Component data from apps and pages:

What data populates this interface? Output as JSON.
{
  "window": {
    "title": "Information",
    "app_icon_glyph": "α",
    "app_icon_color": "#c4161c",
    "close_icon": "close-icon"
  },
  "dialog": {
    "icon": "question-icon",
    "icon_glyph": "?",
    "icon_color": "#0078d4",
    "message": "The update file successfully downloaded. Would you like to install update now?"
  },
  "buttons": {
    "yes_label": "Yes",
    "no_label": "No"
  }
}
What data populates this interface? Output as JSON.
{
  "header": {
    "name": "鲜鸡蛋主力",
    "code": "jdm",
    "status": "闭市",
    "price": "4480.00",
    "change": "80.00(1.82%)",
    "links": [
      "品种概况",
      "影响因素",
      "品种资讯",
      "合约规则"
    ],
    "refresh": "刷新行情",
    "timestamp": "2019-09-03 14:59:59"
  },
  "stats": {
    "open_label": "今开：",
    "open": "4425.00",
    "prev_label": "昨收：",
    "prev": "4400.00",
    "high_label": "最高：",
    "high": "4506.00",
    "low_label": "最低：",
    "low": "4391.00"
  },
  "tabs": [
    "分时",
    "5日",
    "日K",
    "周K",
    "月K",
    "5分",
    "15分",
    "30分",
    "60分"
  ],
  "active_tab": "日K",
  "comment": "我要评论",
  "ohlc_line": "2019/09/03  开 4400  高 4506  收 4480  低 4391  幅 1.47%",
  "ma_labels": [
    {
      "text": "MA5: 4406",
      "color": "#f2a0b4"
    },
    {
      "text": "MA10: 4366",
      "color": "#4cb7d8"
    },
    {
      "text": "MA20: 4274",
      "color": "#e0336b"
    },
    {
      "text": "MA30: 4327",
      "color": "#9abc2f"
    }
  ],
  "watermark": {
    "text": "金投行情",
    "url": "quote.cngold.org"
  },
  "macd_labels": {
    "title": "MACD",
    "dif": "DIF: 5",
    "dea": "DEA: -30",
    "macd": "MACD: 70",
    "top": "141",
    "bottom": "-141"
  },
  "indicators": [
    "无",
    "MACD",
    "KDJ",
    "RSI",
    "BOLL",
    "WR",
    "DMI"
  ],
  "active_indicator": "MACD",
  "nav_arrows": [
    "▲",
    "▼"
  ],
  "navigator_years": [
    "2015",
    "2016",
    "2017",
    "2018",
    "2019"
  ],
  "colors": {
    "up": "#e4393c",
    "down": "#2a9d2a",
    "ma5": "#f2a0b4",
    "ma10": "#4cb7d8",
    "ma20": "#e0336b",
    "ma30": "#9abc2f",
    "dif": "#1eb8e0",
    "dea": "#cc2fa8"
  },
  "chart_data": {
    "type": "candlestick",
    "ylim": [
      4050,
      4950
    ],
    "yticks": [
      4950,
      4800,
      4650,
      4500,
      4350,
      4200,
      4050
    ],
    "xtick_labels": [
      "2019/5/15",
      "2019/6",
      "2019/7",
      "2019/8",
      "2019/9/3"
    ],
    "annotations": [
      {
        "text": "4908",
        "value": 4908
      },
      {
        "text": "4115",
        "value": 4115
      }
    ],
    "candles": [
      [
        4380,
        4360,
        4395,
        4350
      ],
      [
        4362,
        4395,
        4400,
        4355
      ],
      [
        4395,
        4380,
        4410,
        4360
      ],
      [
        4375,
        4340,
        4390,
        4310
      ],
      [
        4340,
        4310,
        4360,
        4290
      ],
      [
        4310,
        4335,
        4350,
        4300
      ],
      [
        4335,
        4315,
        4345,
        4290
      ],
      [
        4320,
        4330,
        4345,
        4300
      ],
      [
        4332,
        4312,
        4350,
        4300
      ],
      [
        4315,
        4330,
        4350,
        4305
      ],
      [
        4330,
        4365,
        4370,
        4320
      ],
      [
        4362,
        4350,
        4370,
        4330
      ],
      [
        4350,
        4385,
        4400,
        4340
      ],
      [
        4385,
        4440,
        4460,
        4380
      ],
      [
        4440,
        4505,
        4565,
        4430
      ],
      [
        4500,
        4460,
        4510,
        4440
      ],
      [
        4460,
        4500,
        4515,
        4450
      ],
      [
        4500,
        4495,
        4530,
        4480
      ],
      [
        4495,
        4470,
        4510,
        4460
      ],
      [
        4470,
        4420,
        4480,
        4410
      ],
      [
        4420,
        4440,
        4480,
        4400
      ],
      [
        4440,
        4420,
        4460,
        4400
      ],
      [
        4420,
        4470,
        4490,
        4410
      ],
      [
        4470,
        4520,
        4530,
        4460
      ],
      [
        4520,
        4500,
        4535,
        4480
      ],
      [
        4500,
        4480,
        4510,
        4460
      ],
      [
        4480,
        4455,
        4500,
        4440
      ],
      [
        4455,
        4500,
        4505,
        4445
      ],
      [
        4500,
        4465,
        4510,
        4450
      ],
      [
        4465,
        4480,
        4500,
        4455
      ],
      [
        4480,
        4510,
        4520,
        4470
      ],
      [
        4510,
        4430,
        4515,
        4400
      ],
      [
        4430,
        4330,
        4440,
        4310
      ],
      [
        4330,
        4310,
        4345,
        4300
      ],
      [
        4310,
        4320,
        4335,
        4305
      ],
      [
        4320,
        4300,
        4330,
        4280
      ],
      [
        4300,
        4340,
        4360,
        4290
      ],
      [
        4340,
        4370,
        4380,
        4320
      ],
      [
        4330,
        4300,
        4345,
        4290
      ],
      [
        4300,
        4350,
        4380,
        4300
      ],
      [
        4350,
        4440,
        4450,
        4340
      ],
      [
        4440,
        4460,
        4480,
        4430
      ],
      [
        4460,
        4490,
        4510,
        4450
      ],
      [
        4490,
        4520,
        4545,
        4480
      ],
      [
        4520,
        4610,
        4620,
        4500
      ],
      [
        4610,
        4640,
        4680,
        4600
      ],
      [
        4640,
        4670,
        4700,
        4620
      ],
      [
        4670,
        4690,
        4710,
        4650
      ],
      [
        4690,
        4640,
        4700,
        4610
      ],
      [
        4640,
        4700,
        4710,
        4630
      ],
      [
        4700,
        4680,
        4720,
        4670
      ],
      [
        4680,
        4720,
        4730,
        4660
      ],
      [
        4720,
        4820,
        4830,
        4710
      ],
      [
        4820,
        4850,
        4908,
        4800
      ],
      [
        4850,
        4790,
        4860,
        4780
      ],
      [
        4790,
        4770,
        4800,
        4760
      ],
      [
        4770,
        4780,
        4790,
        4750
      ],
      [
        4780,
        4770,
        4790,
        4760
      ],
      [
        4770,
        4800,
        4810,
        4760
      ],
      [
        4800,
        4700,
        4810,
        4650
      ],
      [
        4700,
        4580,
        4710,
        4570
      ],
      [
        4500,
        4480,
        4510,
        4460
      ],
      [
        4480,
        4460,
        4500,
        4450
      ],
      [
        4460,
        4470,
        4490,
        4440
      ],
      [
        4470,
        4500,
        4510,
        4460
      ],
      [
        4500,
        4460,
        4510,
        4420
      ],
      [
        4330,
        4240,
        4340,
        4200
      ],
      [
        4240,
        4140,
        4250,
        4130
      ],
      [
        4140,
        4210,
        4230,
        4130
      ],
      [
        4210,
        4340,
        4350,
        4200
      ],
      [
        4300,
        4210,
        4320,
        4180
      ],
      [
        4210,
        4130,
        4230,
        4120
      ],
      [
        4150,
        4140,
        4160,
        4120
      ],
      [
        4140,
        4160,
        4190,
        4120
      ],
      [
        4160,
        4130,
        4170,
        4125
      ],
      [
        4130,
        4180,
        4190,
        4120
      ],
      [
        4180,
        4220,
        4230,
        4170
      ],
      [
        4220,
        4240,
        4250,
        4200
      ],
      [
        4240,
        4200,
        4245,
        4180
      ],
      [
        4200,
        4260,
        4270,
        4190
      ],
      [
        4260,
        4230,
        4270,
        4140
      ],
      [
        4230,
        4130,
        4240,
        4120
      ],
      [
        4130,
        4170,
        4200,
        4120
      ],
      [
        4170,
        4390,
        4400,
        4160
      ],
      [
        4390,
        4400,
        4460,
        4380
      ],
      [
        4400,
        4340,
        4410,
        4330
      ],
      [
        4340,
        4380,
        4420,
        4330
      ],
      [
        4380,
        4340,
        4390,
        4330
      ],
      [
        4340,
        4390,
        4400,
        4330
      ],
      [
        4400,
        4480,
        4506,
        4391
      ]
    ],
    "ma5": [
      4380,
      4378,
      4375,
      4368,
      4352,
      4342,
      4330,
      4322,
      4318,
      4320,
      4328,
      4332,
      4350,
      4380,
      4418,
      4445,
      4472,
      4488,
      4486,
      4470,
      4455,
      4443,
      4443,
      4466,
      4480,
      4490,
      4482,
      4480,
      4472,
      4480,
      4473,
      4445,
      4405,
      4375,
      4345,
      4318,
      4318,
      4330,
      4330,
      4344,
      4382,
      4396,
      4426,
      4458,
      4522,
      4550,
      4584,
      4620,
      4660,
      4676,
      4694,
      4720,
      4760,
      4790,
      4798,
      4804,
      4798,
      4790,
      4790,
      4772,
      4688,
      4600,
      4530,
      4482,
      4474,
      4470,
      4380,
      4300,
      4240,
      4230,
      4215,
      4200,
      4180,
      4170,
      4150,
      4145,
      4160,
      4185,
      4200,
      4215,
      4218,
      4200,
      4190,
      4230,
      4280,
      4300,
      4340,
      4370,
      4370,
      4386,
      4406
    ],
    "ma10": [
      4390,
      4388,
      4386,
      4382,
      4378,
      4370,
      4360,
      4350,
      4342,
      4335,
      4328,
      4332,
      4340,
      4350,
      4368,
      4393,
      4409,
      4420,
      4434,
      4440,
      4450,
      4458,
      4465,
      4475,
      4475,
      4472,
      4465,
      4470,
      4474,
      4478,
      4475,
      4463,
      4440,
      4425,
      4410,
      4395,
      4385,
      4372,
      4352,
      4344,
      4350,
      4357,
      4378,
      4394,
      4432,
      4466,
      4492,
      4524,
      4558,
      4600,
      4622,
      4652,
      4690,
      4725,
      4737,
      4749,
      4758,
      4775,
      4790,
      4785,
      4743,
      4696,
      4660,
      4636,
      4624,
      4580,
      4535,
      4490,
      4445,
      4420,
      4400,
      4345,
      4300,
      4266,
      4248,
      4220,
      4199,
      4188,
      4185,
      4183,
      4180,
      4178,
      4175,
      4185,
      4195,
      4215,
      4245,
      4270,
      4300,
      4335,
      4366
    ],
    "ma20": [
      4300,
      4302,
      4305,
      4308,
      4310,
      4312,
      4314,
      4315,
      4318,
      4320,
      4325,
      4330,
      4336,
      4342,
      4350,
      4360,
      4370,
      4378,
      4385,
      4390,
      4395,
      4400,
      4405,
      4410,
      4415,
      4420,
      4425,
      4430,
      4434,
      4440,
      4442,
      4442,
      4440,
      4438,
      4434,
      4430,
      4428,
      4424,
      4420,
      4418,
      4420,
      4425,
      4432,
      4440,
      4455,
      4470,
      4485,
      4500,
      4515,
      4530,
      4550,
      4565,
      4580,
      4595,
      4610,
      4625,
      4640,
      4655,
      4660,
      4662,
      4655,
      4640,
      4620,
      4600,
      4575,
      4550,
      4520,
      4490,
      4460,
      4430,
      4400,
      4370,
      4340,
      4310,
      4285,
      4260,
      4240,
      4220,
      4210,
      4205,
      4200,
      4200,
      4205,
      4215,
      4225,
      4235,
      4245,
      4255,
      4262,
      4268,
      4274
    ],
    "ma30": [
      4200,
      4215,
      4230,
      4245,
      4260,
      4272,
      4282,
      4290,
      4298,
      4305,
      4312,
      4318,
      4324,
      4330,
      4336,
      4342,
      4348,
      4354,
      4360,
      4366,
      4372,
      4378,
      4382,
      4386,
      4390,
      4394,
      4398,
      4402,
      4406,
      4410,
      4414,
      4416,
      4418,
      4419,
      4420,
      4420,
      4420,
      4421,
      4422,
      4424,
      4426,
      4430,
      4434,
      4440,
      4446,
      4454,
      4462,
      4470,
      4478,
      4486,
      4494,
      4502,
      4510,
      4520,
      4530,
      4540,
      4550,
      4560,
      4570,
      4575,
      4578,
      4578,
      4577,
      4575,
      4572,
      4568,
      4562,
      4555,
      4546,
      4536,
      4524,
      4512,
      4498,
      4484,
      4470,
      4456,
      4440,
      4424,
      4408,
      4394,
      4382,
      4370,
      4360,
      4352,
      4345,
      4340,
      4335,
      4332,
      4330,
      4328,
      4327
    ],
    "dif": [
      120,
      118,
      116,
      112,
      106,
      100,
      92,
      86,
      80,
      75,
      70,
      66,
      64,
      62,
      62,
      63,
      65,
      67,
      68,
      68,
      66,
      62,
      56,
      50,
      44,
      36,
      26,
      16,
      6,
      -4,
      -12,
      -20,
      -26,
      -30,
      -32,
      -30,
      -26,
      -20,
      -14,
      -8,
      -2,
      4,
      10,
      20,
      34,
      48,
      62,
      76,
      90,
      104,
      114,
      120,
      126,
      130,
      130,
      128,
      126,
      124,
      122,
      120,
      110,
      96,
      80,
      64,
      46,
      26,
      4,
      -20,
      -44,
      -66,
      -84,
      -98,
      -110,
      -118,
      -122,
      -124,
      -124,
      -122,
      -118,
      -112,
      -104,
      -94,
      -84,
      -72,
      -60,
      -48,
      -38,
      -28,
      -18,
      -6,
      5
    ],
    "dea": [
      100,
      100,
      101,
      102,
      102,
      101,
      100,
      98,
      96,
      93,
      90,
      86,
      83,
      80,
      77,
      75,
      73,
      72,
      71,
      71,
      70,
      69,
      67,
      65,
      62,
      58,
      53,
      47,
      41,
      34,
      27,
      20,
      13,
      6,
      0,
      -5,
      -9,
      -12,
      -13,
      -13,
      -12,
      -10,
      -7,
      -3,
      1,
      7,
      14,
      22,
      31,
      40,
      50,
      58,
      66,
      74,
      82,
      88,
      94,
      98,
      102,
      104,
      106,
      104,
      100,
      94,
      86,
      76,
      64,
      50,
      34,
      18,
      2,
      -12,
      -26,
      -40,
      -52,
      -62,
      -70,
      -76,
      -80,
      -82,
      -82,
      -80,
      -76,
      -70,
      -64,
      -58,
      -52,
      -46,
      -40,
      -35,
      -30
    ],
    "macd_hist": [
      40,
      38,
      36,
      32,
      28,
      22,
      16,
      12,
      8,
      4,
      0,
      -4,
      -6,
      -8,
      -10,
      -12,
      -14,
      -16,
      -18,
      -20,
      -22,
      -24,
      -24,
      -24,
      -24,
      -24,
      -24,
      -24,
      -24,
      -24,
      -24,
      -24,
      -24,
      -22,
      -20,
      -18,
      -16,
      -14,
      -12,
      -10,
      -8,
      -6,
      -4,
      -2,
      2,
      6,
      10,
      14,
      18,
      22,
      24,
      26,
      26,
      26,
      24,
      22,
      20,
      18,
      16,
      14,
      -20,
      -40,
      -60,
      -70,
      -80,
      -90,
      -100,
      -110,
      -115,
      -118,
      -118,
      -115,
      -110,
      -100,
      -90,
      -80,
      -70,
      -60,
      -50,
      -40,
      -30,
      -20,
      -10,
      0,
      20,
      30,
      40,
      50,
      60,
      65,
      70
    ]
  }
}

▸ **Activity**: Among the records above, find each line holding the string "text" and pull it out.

▸ **Solution to the exercise**:
      "text": "MA5: 4406",
      "text": "MA10: 4366",
      "text": "MA20: 4274",
      "text": "MA30: 4327",
    "text": "金投行情",
        "text": "4908",
        "text": "4115",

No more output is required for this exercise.